> [What is needed]: Repeat the data exactly. Pictures are not part of the copy.

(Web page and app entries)
——

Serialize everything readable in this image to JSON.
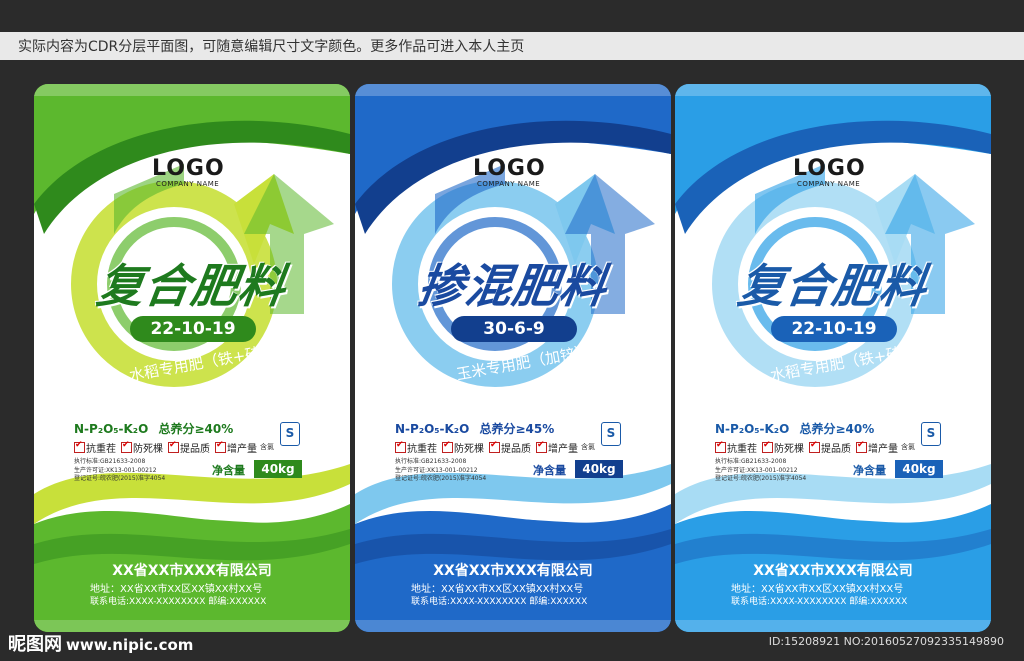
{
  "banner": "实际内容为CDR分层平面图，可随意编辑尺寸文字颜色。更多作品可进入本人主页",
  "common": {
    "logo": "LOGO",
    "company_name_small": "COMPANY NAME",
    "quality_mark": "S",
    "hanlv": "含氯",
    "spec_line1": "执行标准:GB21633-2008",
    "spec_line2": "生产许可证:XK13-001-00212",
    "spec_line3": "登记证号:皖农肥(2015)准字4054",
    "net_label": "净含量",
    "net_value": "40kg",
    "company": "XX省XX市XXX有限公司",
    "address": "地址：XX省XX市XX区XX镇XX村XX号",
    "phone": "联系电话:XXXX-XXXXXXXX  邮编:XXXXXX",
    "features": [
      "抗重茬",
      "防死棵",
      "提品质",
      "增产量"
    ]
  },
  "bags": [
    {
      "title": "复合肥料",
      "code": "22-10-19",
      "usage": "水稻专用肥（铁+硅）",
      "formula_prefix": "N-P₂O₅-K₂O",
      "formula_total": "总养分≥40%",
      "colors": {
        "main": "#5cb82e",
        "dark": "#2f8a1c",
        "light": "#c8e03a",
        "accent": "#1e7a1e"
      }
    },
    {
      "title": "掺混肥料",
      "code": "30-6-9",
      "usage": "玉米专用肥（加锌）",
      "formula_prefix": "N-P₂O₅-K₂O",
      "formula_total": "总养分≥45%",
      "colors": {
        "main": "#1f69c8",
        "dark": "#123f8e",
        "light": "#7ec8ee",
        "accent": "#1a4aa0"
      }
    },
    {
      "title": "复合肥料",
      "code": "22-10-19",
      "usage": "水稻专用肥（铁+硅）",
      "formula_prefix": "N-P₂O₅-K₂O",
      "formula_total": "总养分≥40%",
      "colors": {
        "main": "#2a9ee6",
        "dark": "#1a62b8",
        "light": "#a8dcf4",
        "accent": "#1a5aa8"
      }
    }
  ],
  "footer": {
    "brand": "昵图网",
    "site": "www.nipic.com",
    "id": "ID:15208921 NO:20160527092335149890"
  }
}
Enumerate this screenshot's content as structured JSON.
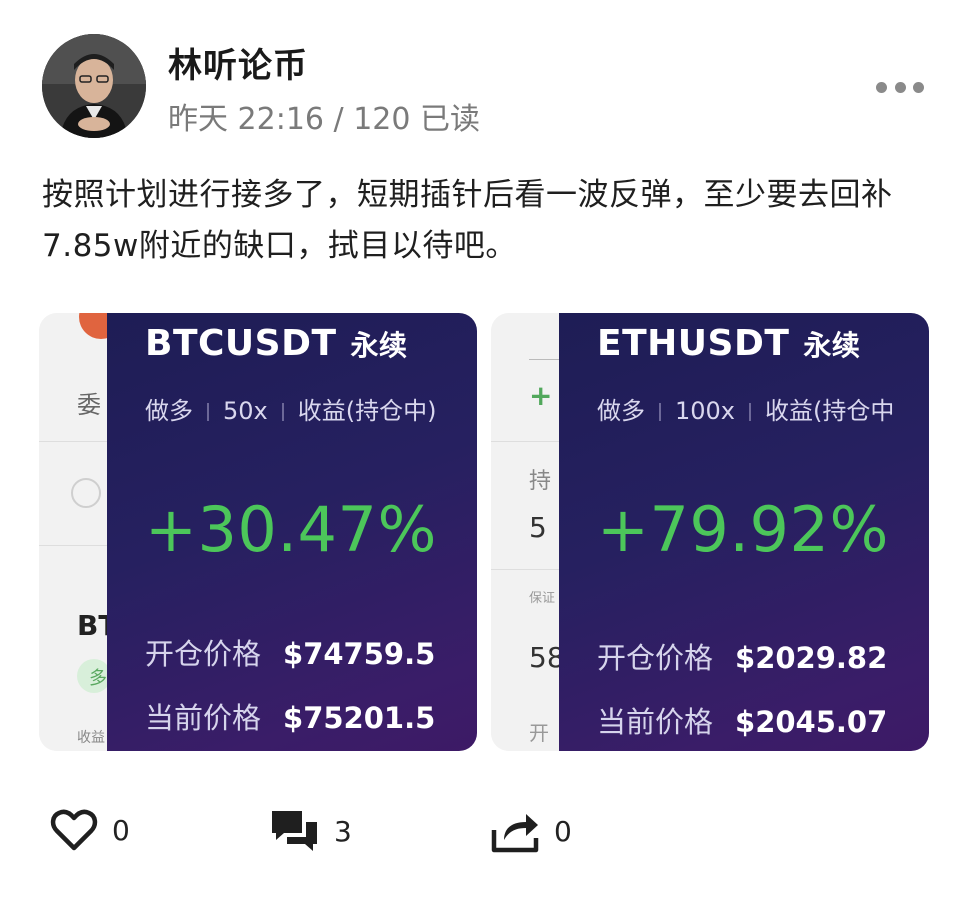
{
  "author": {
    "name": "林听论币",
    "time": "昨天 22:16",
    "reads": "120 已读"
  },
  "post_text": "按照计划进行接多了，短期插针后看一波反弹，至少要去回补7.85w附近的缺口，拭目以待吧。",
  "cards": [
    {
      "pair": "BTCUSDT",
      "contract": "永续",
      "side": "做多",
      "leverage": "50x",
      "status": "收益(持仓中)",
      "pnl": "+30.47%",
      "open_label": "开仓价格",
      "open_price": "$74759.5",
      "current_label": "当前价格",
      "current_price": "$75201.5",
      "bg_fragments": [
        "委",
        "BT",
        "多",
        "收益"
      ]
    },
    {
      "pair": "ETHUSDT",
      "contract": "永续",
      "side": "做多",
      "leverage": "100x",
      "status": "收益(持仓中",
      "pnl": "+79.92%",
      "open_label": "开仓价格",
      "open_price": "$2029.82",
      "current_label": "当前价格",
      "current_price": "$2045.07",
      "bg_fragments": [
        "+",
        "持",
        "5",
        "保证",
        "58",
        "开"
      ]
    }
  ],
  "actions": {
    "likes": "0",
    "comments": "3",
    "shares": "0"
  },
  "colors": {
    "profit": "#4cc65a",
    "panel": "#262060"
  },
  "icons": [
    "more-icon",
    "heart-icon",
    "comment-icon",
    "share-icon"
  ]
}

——

> [Written answer]:
Serialize everything readable in this image to JSON.
{
  "banner": "实际内容为CDR分层平面图，可随意编辑尺寸文字颜色。更多作品可进入本人主页",
  "common": {
    "logo": "LOGO",
    "company_name_small": "COMPANY NAME",
    "quality_mark": "S",
    "hanlv": "含氯",
    "spec_line1": "执行标准:GB21633-2008",
    "spec_line2": "生产许可证:XK13-001-00212",
    "spec_line3": "登记证号:皖农肥(2015)准字4054",
    "net_label": "净含量",
    "net_value": "40kg",
    "company": "XX省XX市XXX有限公司",
    "address": "地址：XX省XX市XX区XX镇XX村XX号",
    "phone": "联系电话:XXXX-XXXXXXXX  邮编:XXXXXX",
    "features": [
      "抗重茬",
      "防死棵",
      "提品质",
      "增产量"
    ]
  },
  "bags": [
    {
      "title": "复合肥料",
      "code": "22-10-19",
      "usage": "水稻专用肥（铁+硅）",
      "formula_prefix": "N-P₂O₅-K₂O",
      "formula_total": "总养分≥40%",
      "colors": {
        "main": "#5cb82e",
        "dark": "#2f8a1c",
        "light": "#c8e03a",
        "accent": "#1e7a1e"
      }
    },
    {
      "title": "掺混肥料",
      "code": "30-6-9",
      "usage": "玉米专用肥（加锌）",
      "formula_prefix": "N-P₂O₅-K₂O",
      "formula_total": "总养分≥45%",
      "colors": {
        "main": "#1f69c8",
        "dark": "#123f8e",
        "light": "#7ec8ee",
        "accent": "#1a4aa0"
      }
    },
    {
      "title": "复合肥料",
      "code": "22-10-19",
      "usage": "水稻专用肥（铁+硅）",
      "formula_prefix": "N-P₂O₅-K₂O",
      "formula_total": "总养分≥40%",
      "colors": {
        "main": "#2a9ee6",
        "dark": "#1a62b8",
        "light": "#a8dcf4",
        "accent": "#1a5aa8"
      }
    }
  ],
  "footer": {
    "brand": "昵图网",
    "site": "www.nipic.com",
    "id": "ID:15208921 NO:20160527092335149890"
  }
}
Enumerate this screenshot's content as structured JSON.
{
  "author": {
    "name": "林听论币",
    "time": "昨天 22:16",
    "reads": "120 已读"
  },
  "post_text": "按照计划进行接多了，短期插针后看一波反弹，至少要去回补7.85w附近的缺口，拭目以待吧。",
  "cards": [
    {
      "pair": "BTCUSDT",
      "contract": "永续",
      "side": "做多",
      "leverage": "50x",
      "status": "收益(持仓中)",
      "pnl": "+30.47%",
      "open_label": "开仓价格",
      "open_price": "$74759.5",
      "current_label": "当前价格",
      "current_price": "$75201.5",
      "bg_fragments": [
        "委",
        "BT",
        "多",
        "收益"
      ]
    },
    {
      "pair": "ETHUSDT",
      "contract": "永续",
      "side": "做多",
      "leverage": "100x",
      "status": "收益(持仓中",
      "pnl": "+79.92%",
      "open_label": "开仓价格",
      "open_price": "$2029.82",
      "current_label": "当前价格",
      "current_price": "$2045.07",
      "bg_fragments": [
        "+",
        "持",
        "5",
        "保证",
        "58",
        "开"
      ]
    }
  ],
  "actions": {
    "likes": "0",
    "comments": "3",
    "shares": "0"
  },
  "colors": {
    "profit": "#4cc65a",
    "panel": "#262060"
  },
  "icons": [
    "more-icon",
    "heart-icon",
    "comment-icon",
    "share-icon"
  ]
}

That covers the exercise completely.